IFRS update summer 2006 – the way forward

ifrs special

In association with PwC

You’ve done the hard work, you’ve made the figures public and the whole IFRS
process is starting to bed down. Now the new standards have to be managed and
built into day-to-day operations. It won’t be easy, but it has to be done. So,
here are 10 tips to help you live
with IFRS.

Link: Access IFRS –
PwC’s IFRS resource centre

1 Don’t be blind-sided
They shouldn’t really catch you out because the IASB issues plenty of
warning, but it’s best to keep on top of these things. IFRS7 is a prime example,
because it will introduce some new disclosures about financial risks that
companies will need to prepare for.

2 Keep all your receipts
Or to put it another way, make sure you’re collecting data in an
ordered way and making IFRS part of the ongoing reporting process. Like never
before, IFRS has made accurate and reliable data collection an absolute
imperative. So check the systems, make sure they do what the IT bods said they
would do and make sure you have a way to back it all up.

3 Teaching old dogs new tricks
Keep up the training. Chances are you splurged on lots of consultancy in the run
up to, and immediate aftermath of, implementation. Now your internal chaps have
got to take over the reins and will need to keep abreast of all developments and
that means training. You will also need to think of those staff members outside
the immediate implementation team. Training the broader finance team will be one
of the key ways of embedding IFRS more deeply.

4 Lurking in the shadows
Those of you with US listings (sorry to remind you) will also be grappling with
implementation of Sarbanes-Oxley. That means hiding away in the corner is the
issue of making sure controls governing your IFRS reporting must meet the tough
requirements of the Act. Regulators in the US are picky and the Sarbox
requirements extensive. It might require a mini project in itself to make sure
IFRS is sitting comfortably with Sarbox.

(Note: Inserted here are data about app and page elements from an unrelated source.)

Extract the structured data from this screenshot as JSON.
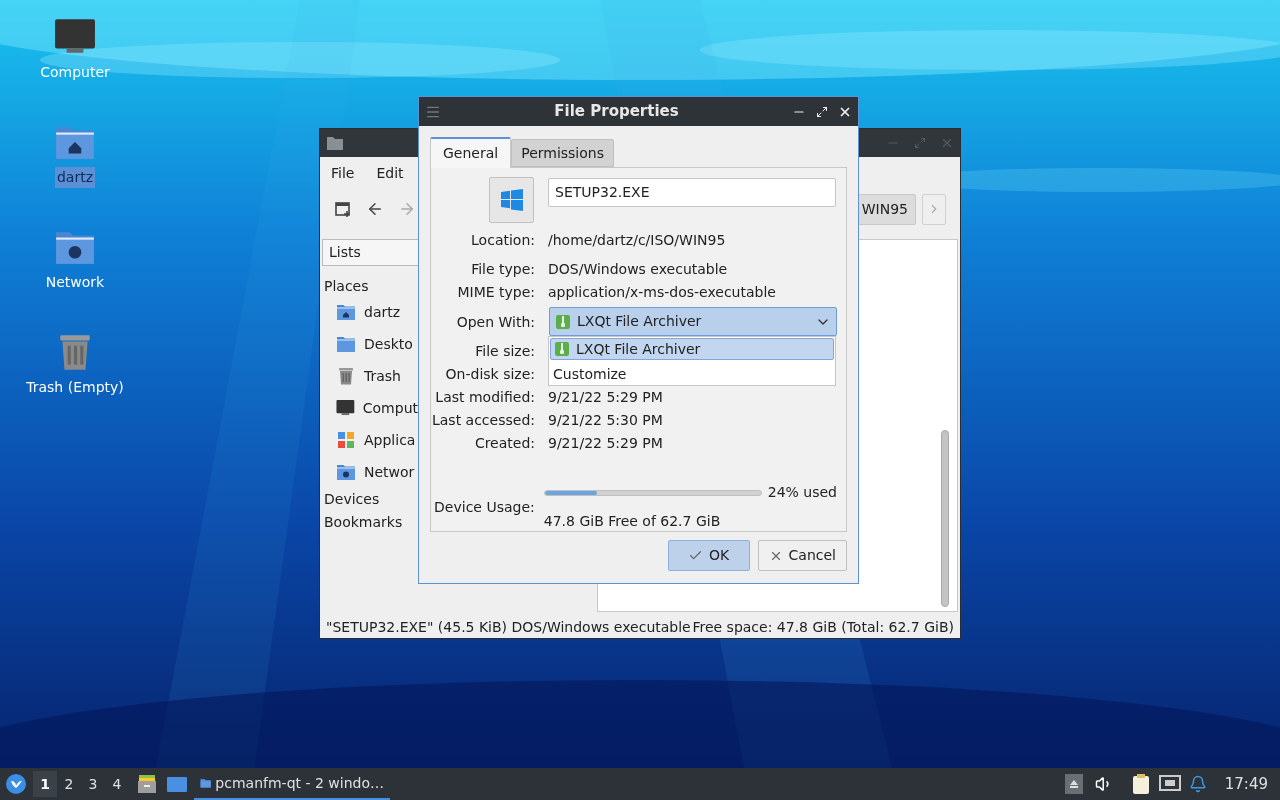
{
  "desktop_icons": [
    {
      "label": "Computer",
      "kind": "computer",
      "selected": false
    },
    {
      "label": "dartz",
      "kind": "home",
      "selected": true
    },
    {
      "label": "Network",
      "kind": "network",
      "selected": false
    },
    {
      "label": "Trash (Empty)",
      "kind": "trash",
      "selected": false
    }
  ],
  "file_manager": {
    "menu": [
      "File",
      "Edit"
    ],
    "path_button": "WIN95",
    "side_pane_mode": "Lists",
    "places_heading": "Places",
    "places": [
      {
        "label": "dartz",
        "kind": "home"
      },
      {
        "label": "Deskto",
        "kind": "desktop"
      },
      {
        "label": "Trash",
        "kind": "trash"
      },
      {
        "label": "Comput",
        "kind": "computer"
      },
      {
        "label": "Applica",
        "kind": "apps"
      },
      {
        "label": "Networ",
        "kind": "network"
      }
    ],
    "sections": [
      "Devices",
      "Bookmarks"
    ],
    "status_left": "\"SETUP32.EXE\" (45.5 KiB) DOS/Windows executable",
    "status_right": "Free space: 47.8 GiB (Total: 62.7 GiB)"
  },
  "dialog": {
    "title": "File Properties",
    "tabs": [
      {
        "label": "General",
        "selected": true
      },
      {
        "label": "Permissions",
        "selected": false
      }
    ],
    "file_name": "SETUP32.EXE",
    "properties": [
      {
        "kind": "text",
        "label": "Location:",
        "value": "/home/dartz/c/ISO/WIN95"
      },
      {
        "kind": "text",
        "label": "File type:",
        "value": "DOS/Windows executable"
      },
      {
        "kind": "text",
        "label": "MIME type:",
        "value": "application/x-ms-dos-executable"
      },
      {
        "kind": "combo",
        "label": "Open With:",
        "value": "LXQt File Archiver"
      },
      {
        "kind": "text",
        "label": "File size:"
      },
      {
        "kind": "text",
        "label": "On-disk size:"
      },
      {
        "kind": "text",
        "label": "Last modified:",
        "value": "9/21/22 5:29 PM"
      },
      {
        "kind": "text",
        "label": "Last accessed:",
        "value": "9/21/22 5:30 PM"
      },
      {
        "kind": "text",
        "label": "Created:",
        "value": "9/21/22 5:29 PM"
      }
    ],
    "open_with_menu": [
      {
        "kind": "app",
        "label": "LXQt File Archiver",
        "selected": true
      },
      {
        "kind": "action",
        "label": "Customize",
        "selected": false
      }
    ],
    "device_usage": {
      "label": "Device Usage:",
      "level": 0.24,
      "reading": "24% used",
      "free": "47.8 GiB Free of 62.7 GiB"
    },
    "buttons": [
      {
        "kind": "ok",
        "label": "OK",
        "default": true
      },
      {
        "kind": "cancel",
        "label": "Cancel",
        "default": false
      }
    ]
  },
  "taskbar": {
    "desktops": [
      {
        "label": "1",
        "selected": true
      },
      {
        "label": "2",
        "selected": false
      },
      {
        "label": "3",
        "selected": false
      },
      {
        "label": "4",
        "selected": false
      }
    ],
    "task": "pcmanfm-qt - 2 windo…",
    "clock": "17:49"
  }
}
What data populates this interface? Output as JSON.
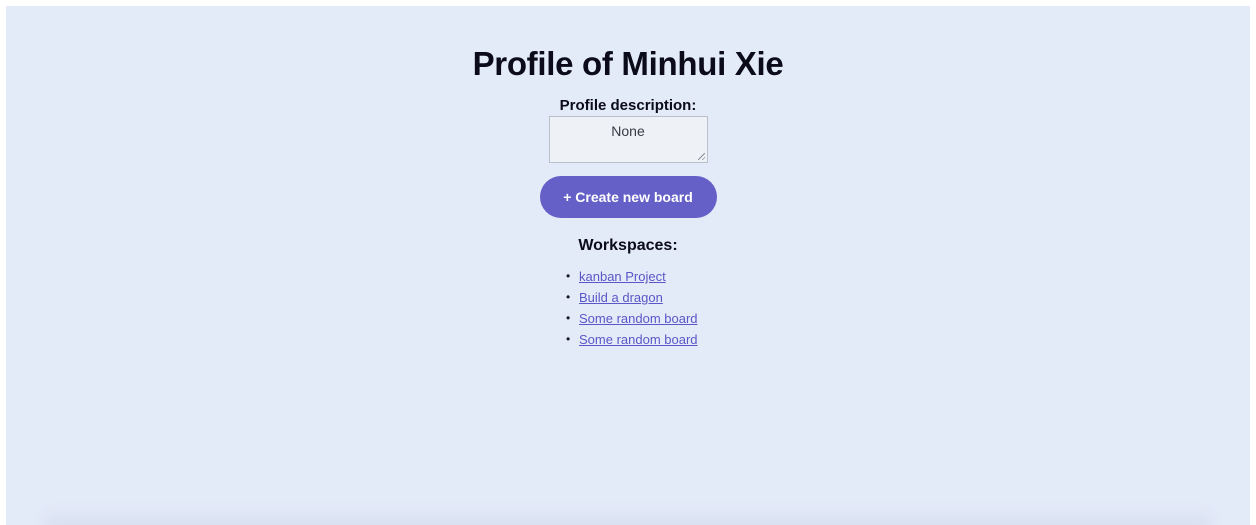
{
  "page": {
    "title": "Profile of Minhui Xie",
    "background": "#e3eaf8"
  },
  "profile": {
    "description_label": "Profile description:",
    "description_value": "None"
  },
  "actions": {
    "create_board_label": "+ Create new board",
    "accent": "#6460c8"
  },
  "workspaces": {
    "heading": "Workspaces:",
    "items": [
      {
        "label": "kanban Project"
      },
      {
        "label": "Build a dragon"
      },
      {
        "label": "Some random board"
      },
      {
        "label": "Some random board"
      }
    ],
    "link_color": "#5a57c8"
  }
}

5 It’s all about the money
Embed IFRS into the business, aligning your management information with IFRS.
The sooner you do this, the sooner you can start making sense to the
stakeholders and the sooner the new standards can be used for effective

6 Keep checking
It’s obvious, but worth pointing out ­ programme a quarterly IFRS review. This
should let you keep an eye on new issues as they happen, whether your
interpretations are correct and whether the knowledge base in your staff is

7 It’s all in the translation
The standards sometimes aren’t that easy to follow, so the International
Financial Reporting Interpretations Committee was created to provide some
guidance, by way of interpretations. These are useful and emerge fairly
frequently and a close eye should be kept on them. However, not every piece of
copy from the IASB will come with an interpretation, so don’t sit back
complacently waiting. Be proactive and find out what it’s all about.

8 Open your mind
Fair value reporting, as embodied by the whole IFRS ethos, can and will
produce volatile numbers. This might be the time for thinking about additional
profit information for presenting to the outside world.

9 Love thy neighbour
Watch for what the other companies are doing in your sector; they might just
have it right if you’re unsure what to do yourself. Having said that, don’t just
follow on blindly. If you see something that appears to make the right call ­
have it verified. It could be way off the mark.

10 Shop ‘til you drop
Business has to go on, with or without IFRS, and if you’re at all ambitious that
means acquisitions. But you cannot contemplate adding to your company without
considering the IFRS implications. Don’t forget, there’s now no such thing as a
merger in accounting terms, and goodwill amortisation charges have gone in
favour of annual impairment testing.

Link: For the latest news and analysis on IFRS, updated
every week, register for Access IFRS –
PwC’s IFRS resource

Related reading

Fiona Westwood of Smith and Williamson.